Care home in row over layoffs

The Aryan Benevolent Home in Chatsworth has served people in need for more than 100 years. Now it needs help to survive. Picture: Shelley Kjonstad/ Independent Newspapers

The Aryan Benevolent Home in Chatsworth has served people in need for more than 100 years. Now it needs help to survive. Picture: Shelley Kjonstad/ Independent Newspapers

Published Apr 7, 2024


Durban — The Aryan Benevolent Home (ABH) is buckling under financial stress, raising concerns about its ability to deliver quality treatment to the frail, elderly and disabled residents in its care.

The ABH, which has served communities in Durban for more than a century, recently retrenched at least 60 people from its main facility in Chatsworth, citing financial strain.

However, health industry unions the Democratic Nursing Organisation of South Africa (Denosa) and the National Education, Health and Allied Workers’ Union (Nehawu) claim the non-profit organisation (NPO) acted in bad faith when it retrenched the caregivers and nursing assistants by flouting several labour regulations.

Retrenched workers this week painted a grim picture of a facility understaffed even before the retrenchments which leave a ratio of “52 patients to one nurse”. They also expressed concern about hygiene practices, food safety and unsafe use of borehole water, all claims refuted by the ABH.

ABH general manager Ray Naguran dismissed the claims as the talk of disgruntled workers. He said the retrenchments were carefully considered, keeping in mind the organisation’s financial sustainability with a focus on maintaining the highest standards of care for its residents.

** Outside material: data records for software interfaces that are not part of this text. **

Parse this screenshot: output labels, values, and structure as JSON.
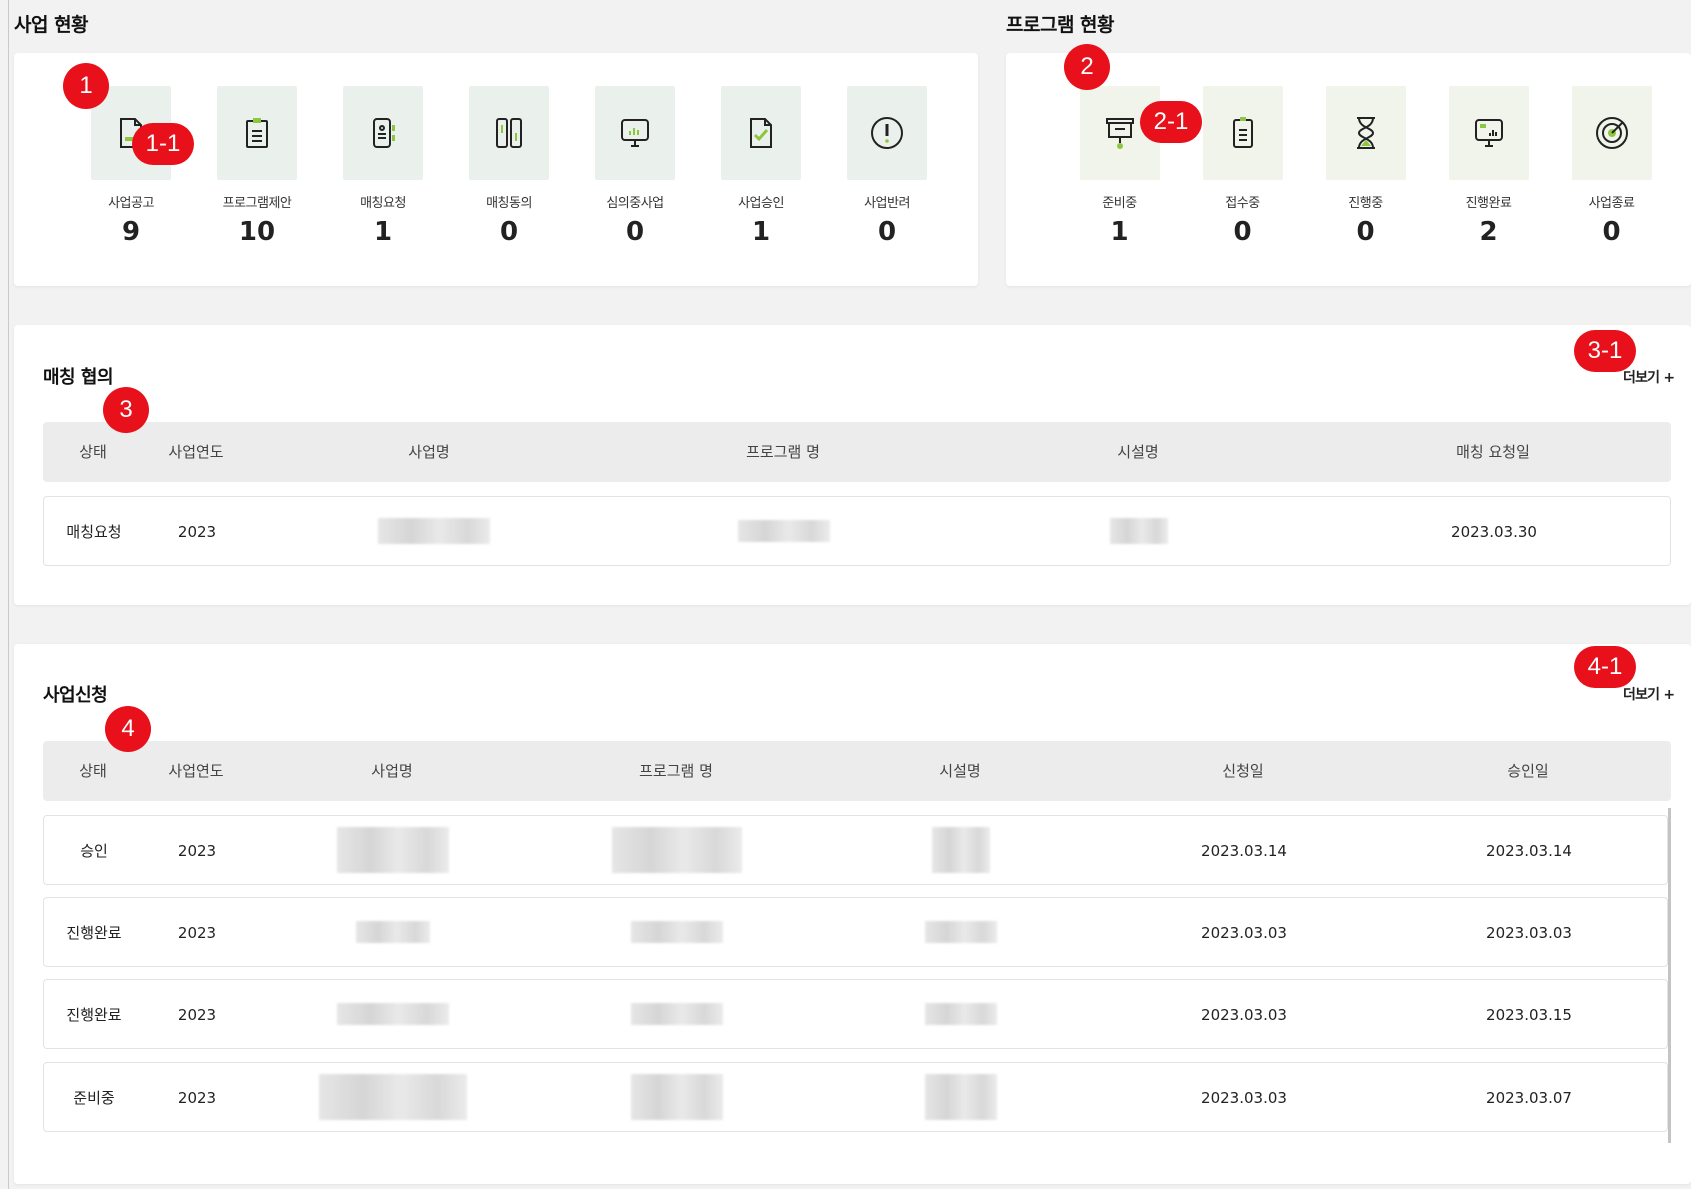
{
  "business_status": {
    "title": "사업 현황",
    "items": [
      {
        "label": "사업공고",
        "count": "9",
        "icon": "document-icon"
      },
      {
        "label": "프로그램제안",
        "count": "10",
        "icon": "clipboard-icon"
      },
      {
        "label": "매칭요청",
        "count": "1",
        "icon": "phone-icon"
      },
      {
        "label": "매칭동의",
        "count": "0",
        "icon": "panels-icon"
      },
      {
        "label": "심의중사업",
        "count": "0",
        "icon": "monitor-chart-icon"
      },
      {
        "label": "사업승인",
        "count": "1",
        "icon": "document-check-icon"
      },
      {
        "label": "사업반려",
        "count": "0",
        "icon": "exclamation-icon"
      }
    ]
  },
  "program_status": {
    "title": "프로그램 현황",
    "items": [
      {
        "label": "준비중",
        "count": "1",
        "icon": "projector-icon"
      },
      {
        "label": "접수중",
        "count": "0",
        "icon": "clipboard-list-icon"
      },
      {
        "label": "진행중",
        "count": "0",
        "icon": "hourglass-icon"
      },
      {
        "label": "진행완료",
        "count": "2",
        "icon": "board-chart-icon"
      },
      {
        "label": "사업종료",
        "count": "0",
        "icon": "target-icon"
      }
    ]
  },
  "matching": {
    "title": "매칭 협의",
    "more": "더보기 +",
    "columns": [
      "상태",
      "사업연도",
      "사업명",
      "프로그램 명",
      "시설명",
      "매칭 요청일"
    ],
    "rows": [
      {
        "status": "매칭요청",
        "year": "2023",
        "date": "2023.03.30"
      }
    ]
  },
  "application": {
    "title": "사업신청",
    "more": "더보기 +",
    "columns": [
      "상태",
      "사업연도",
      "사업명",
      "프로그램 명",
      "시설명",
      "신청일",
      "승인일"
    ],
    "rows": [
      {
        "status": "승인",
        "year": "2023",
        "applied": "2023.03.14",
        "approved": "2023.03.14"
      },
      {
        "status": "진행완료",
        "year": "2023",
        "applied": "2023.03.03",
        "approved": "2023.03.03"
      },
      {
        "status": "진행완료",
        "year": "2023",
        "applied": "2023.03.03",
        "approved": "2023.03.15"
      },
      {
        "status": "준비중",
        "year": "2023",
        "applied": "2023.03.03",
        "approved": "2023.03.07"
      }
    ]
  },
  "annotations": [
    "1",
    "1-1",
    "2",
    "2-1",
    "3",
    "3-1",
    "4",
    "4-1"
  ],
  "colors": {
    "accent_green": "#8dc63f",
    "badge_red": "#e8101a",
    "icon_bg_green": "#eaf0ec",
    "icon_bg_cream": "#f1f4ea"
  }
}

“The ABH, as with all NPOs, has been confronted with multiple challenges which include rising costs of basic essential food and care items, inflation, medical cost increases and notification of cuts to subsidies from the Department of Social Development. These challenges, beyond the control of the ABH, have necessitated an organisational restructure of all of the home’s operations inclusive of retrenchments.”

Naguran said they currently had 262 workers and 354 patients and this was enough staff to fulfil all their duties.

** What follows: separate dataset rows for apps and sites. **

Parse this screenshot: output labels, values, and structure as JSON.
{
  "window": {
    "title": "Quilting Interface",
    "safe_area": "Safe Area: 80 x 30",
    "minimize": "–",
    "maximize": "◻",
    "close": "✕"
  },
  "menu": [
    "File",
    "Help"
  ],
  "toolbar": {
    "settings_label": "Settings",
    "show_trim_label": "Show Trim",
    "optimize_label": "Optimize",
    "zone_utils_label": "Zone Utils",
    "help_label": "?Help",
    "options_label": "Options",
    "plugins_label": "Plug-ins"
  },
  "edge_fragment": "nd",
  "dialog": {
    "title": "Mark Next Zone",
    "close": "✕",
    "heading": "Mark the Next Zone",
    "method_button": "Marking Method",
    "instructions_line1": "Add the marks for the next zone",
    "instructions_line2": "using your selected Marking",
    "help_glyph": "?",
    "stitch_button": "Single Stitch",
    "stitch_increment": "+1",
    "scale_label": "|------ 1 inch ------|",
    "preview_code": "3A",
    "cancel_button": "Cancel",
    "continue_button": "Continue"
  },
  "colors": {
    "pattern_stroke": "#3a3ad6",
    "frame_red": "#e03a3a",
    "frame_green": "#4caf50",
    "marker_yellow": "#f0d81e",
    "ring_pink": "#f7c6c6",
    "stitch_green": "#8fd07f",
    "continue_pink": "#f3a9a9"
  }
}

“The home instituted a time-consuming and in-depth strategic review (which) noted that the staff-to-resident ratio was excessive. The workforce is now in line with the accepted norms for staff-to-resident ratios as per the Department of Social Development.

“The ABH wants to assure the public that the restructure of the home’s operations in no way compromises our service levels offered to our residents. Families can rest assured that their loved ones are receiving the requisite care,” said Naguran.

This week the Independent on Saturday spoke to several retrenched workers who said they had been aware that retrenchments were on the cards and that staff would have to leave at the end of March.

However, they said when they arrived at work on February 26 they were handed retrenchment letters and told to leave. They were not paid for all days worked and the organisation retrenched those who had served the longest while those who had started recently were allowed to stay.

One employee said: “It’s unfair labour practice. They bring in people, they bring in consultants, but they say they don’t have money. They buy vehicles, but they don’t have money. They say they don’t have money but they build skyscrapers. We’ve been running at a loss for the last five years. Won’t you rather pay your staff and take care of your residents instead of putting up buildings that are not in use?”

Another former employee said they were all taking strain before the retrenchments and many who retained their jobs were looking to quit because they couldn’t cope with the extra workload.

Another concern raised was the lack of criteria for retrenchment.

“They were supposed to be talking with shop stewards. Even for a selection process, they’re supposed to have a selection team with them so we can see that it’s all done fairly. But there was no selection and I don’t know who came up with our names.”

Denosa’s full-time shop steward Andile Mbeje said they wanted the Labour Court to reinstate all the workers.

“There are many things wrong in that facility,” Mbeje said.

He said when approached, ABH kept changing its reasons for the staff cuts.

“First they said they were overstaffed but when we were doing the calculations in terms of the staff to patients ratio, it wasn’t matching. When we challenged them, they said they were having financial constraints but there were recent renovations in the facility and we asked if the priority was renovations or to retain staff. Then they said there is a category called ENA, the nurses that only did one year, and they said they don’t need their services anymore. But after they were retrenched, they re-employed three ENAs.”

He said retrenched workers were also not paid all their benefits. Mbeje said after a failed mediation process with the CCMA, the matter would now be decided by the Labour Court.

On Friday, ABH said despite its money problems, it was not on the brink of closure.

“The organisation has stood for 102 years, weathering many challenges, and this restructuring was made with the long-term sustainability of ABH in mind. We are confident that these measures will ensure we can continue our mission for years to come,” Naguran said.

Independent on Saturday